However, there was a large map on display in the station concourse so I photographed that. Might go to Saintes or Cognac - they're only about half an hour away.
|All trains look the same these days - Bombardier, no doubt.|
Currently listening to:
This remarkable album brings back so many memories to me, especially of when I lived in a bed-sit in Hillhead Street, Glasgow in the early 1970s.
Last night's dinner:
Camp site restaurants are always excellent in our experience.
|That's the estuary of the Gironde through the window.|
|My favourite restaurant aperatif - Kir cassis|
|Foie gras made by the restaurant owner - too much toast though|
|Bolognaise with tagliatelle|
|Crepe with strawberry jam|
Came across this novel, forgive the pun, notion about novels; at least, it's new to me.
I'll paraphrase from p 7 of:
|Edited by Rolls and Rechniewski|
"if we burn our copy, it cannot be said that Nausea no longer exists."
Clearly, that's true. But say if we were to hunt down, Nazi bonfire style, every copy of La Nausee that has ever been printed, every computer file and USB stick that might hold an electronic copy of it and every other format that might be said to contain a copy of it eg an audio tape.
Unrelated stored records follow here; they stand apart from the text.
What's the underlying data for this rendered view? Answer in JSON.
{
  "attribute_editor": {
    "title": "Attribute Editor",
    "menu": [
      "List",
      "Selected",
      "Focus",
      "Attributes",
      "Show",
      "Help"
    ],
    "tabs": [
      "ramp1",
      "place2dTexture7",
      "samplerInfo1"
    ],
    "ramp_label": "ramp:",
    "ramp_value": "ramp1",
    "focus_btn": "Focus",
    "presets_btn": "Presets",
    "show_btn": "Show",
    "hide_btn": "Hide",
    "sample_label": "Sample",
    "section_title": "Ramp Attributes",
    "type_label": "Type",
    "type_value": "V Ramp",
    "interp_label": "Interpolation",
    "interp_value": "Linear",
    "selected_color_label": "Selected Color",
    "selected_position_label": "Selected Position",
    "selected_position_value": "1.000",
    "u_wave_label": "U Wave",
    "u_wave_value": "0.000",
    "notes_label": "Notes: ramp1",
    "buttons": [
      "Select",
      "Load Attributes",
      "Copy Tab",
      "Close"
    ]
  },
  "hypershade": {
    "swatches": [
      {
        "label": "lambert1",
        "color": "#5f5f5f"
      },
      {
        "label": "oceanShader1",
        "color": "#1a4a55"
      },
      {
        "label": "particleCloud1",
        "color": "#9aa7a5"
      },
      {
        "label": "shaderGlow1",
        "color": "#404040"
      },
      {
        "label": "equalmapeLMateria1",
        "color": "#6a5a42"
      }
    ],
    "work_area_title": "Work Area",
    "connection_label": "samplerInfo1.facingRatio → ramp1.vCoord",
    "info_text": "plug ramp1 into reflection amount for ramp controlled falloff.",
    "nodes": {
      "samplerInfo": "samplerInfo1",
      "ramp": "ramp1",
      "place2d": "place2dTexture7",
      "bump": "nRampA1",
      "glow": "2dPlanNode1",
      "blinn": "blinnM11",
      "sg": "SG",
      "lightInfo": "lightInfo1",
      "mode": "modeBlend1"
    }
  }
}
Would the novel, La Nausee, exist?
Presumably it existed in the author's mind. Presumably, it existed in the readers' minds.
Considering the former: the author is now dead. But even when alive, he wouldn't have held every sentence in his head. He wouldn't know it off by heart. Indeed, if he had ever had to re-write it because, say, his original draft had been accidentally destroyed or lost, it's highly unlikely that he would have churned out the same series of words.
Considering the latter: each reader would have had a different take on the book. For example, some people skim and scan the books they're reading, whereas I read every single word. But even for me, the memory of the book would only be a distillation of that string of words. (Probably, what is left in my memory of La Nausee is no different from that of a skimmer/scanner.)
So, in the case of the total obliteration of all copies of La Nausee, in what sense can we say that it ever existed?
Rolls and Rechniewski go on to say: "As a series of words, it is untouchable." p7
Do they mean in the Platonic sense in which the form of a circle is said to be untouchable even if no actual eaxample of a circle can be found in the real world?
I doubt they mean that the "series of words" which constitute a particular novel, albeit that the series is unique to that novel, has the same status as a Platonic form such as a circle.
Clearly, I'll have to think more about this.